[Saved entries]
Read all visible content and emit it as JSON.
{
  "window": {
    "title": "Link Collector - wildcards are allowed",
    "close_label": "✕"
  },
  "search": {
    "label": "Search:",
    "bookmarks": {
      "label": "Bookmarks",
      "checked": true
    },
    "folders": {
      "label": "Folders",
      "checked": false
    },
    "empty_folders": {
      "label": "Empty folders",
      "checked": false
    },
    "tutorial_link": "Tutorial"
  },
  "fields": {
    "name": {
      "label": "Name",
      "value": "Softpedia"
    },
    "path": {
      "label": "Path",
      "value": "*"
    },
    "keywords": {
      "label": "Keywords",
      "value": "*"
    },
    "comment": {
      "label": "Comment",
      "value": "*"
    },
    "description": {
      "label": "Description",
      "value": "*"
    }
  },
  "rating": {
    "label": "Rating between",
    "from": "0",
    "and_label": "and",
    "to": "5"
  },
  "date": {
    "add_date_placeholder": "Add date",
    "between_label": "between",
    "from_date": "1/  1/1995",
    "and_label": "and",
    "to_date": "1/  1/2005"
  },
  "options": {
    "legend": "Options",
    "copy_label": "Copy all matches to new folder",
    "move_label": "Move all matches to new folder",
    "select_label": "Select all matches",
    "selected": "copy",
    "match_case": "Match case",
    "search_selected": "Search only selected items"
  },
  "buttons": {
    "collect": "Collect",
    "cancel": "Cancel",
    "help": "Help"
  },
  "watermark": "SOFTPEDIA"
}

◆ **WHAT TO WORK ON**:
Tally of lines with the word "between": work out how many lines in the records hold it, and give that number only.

◆ **EXERCISE ANSWER**:
2